Cable's Convergence Calamity?
In late July, Comcast and Charter reported their Q2 FY22 financial results.
As I first wrote in September 2021 (“Is The Party Over?”), a big question looms over the cable industry: after years of very strong results, with these companies consistently reporting broadband net subscriber growth in excess of one million customers annually, have we entered a new era?
The most recent results, which continue to be negatively impacted due to the COVID pull forward, have caused those concerns to grow louder; as shown below, Comcast and Charter collectively added ~1.4 million net broadband customers over the past year (TTM) – roughly half of the ~2.8 million delivered in late 2019 (before COVID started impacting the numbers). In addition, their sequential Q2 FY22 results actually showed a slight decline in their customer base, with Comcast flat QoQ and Charter down 21,000 subs.
On their quarterly calls, management pointed to the continued impact of limited mover churn / new household format (fewer “jump balls” to win). But increasingly, cable companies are also pointing to another factor impacting their growth: competition. (Comcast Cable CEO Dave Watson: “We have local competition. We have large national scaled competition.
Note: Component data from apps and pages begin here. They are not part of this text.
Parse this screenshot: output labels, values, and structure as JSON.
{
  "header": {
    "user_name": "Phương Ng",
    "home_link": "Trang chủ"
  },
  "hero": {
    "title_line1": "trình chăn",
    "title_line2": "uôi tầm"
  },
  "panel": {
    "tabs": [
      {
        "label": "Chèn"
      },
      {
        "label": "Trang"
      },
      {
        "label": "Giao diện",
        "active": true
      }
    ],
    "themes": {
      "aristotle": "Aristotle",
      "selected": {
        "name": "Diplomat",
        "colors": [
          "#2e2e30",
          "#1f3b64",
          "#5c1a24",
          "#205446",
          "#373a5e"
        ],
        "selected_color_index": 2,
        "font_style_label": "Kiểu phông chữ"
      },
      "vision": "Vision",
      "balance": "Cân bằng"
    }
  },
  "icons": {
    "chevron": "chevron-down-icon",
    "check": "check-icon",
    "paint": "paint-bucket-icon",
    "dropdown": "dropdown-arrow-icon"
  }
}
And most certainly, fixed wireless (FWA) is the newest [competitor]. You go through a launch phase that typically adds pressure, and we’re seeing that on the front end.”) The clearest example of disruption is coming from T-Mobile: in the first six months of 2022, the company added ~900,000 (net) Home Internet / FWA customers, bringing its customer base to ~1.54 million.
(Here’s how T-Mobile describes their “Internet Freedom” initiative, which is clearly focused on competing with Charter, Comcast, and other legacy cable companies: “T-Mobile launched a customer-first disruption to broadband for consumers and businesses and expanded Business Internet nationwide, making it easy for broadband customers to break up with Big Internet, lock in their price with massive savings, and finally feel appreciated”.)
While T-Mobile is exhibiting the most success, we shouldn’t overlook the aggressiveness of others in the industry. Verizon, for example, recently announced a 5G Home Internet offer for just $25 per month, albeit with restrictions (you must be a premium 5G Unlimited mobile plan customer). And while Verizon and AT&T haven’t reported sustained progress on their wireline efforts - their fiber gains have largely offset the loss of customers with inferior Internet products like DSL - the competitive environment is heating up.
Here’s the reality of the situation: while the industry leaders in Cable have been encroaching on the turf of AT&T, Verizon, and T-Mobile with their wireless offerings, those competitive dynamics cut both ways; if Cable undercuts Wireless with a low priced mobile offering and Wireless undercuts Cable with a low priced Home Internet offering, will the convergence of the connectivity industries end up being a fight to the bottom?